→ PROMPT
The entries below are to be duplicated exactly, with nothing left out.

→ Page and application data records

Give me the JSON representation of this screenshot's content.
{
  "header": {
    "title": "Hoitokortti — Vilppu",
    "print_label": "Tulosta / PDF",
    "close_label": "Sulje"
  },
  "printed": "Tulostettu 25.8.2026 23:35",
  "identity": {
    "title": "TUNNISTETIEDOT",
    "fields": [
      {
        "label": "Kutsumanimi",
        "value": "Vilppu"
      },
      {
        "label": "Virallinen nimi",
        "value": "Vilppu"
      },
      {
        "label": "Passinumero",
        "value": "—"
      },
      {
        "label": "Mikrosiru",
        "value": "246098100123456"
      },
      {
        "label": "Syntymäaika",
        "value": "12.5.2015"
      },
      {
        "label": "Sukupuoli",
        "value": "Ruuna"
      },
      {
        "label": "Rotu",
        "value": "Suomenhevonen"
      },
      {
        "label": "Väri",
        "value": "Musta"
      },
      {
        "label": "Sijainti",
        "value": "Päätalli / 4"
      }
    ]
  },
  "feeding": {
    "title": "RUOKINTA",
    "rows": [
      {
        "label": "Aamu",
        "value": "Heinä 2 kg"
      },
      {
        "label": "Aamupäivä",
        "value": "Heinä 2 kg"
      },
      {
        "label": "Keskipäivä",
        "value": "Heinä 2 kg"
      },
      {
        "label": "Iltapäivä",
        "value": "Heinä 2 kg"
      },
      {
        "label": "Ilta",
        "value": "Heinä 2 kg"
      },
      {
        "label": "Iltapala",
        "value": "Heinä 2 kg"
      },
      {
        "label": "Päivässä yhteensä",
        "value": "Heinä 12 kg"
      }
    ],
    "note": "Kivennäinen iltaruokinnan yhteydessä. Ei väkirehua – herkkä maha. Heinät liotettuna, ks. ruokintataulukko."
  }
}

→ SOLUTION FOR THIS EXERCISE
Give me the JSON representation of this screenshot's content.
{
  "header": {
    "title": "Hoitokortti — Vilppu",
    "print_label": "Tulosta / PDF",
    "close_label": "Sulje"
  },
  "printed": "Tulostettu 25.8.2026 23:35",
  "identity": {
    "title": "TUNNISTETIEDOT",
    "fields": [
      {
        "label": "Kutsumanimi",
        "value": "Vilppu"
      },
      {
        "label": "Virallinen nimi",
        "value": "Vilppu"
      },
      {
        "label": "Passinumero",
        "value": "—"
      },
      {
        "label": "Mikrosiru",
        "value": "246098100123456"
      },
      {
        "label": "Syntymäaika",
        "value": "12.5.2015"
      },
      {
        "label": "Sukupuoli",
        "value": "Ruuna"
      },
      {
        "label": "Rotu",
        "value": "Suomenhevonen"
      },
      {
        "label": "Väri",
        "value": "Musta"
      },
      {
        "label": "Sijainti",
        "value": "Päätalli / 4"
      }
    ]
  },
  "feeding": {
    "title": "RUOKINTA",
    "rows": [
      {
        "label": "Aamu",
        "value": "Heinä 2 kg"
      },
      {
        "label": "Aamupäivä",
        "value": "Heinä 2 kg"
      },
      {
        "label": "Keskipäivä",
        "value": "Heinä 2 kg"
      },
      {
        "label": "Iltapäivä",
        "value": "Heinä 2 kg"
      },
      {
        "label": "Ilta",
        "value": "Heinä 2 kg"
      },
      {
        "label": "Iltapala",
        "value": "Heinä 2 kg"
      },
      {
        "label": "Päivässä yhteensä",
        "value": "Heinä 12 kg"
      }
    ],
    "note": "Kivennäinen iltaruokinnan yhteydessä. Ei väkirehua – herkkä maha. Heinät liotettuna, ks. ruokintataulukko."
  }
}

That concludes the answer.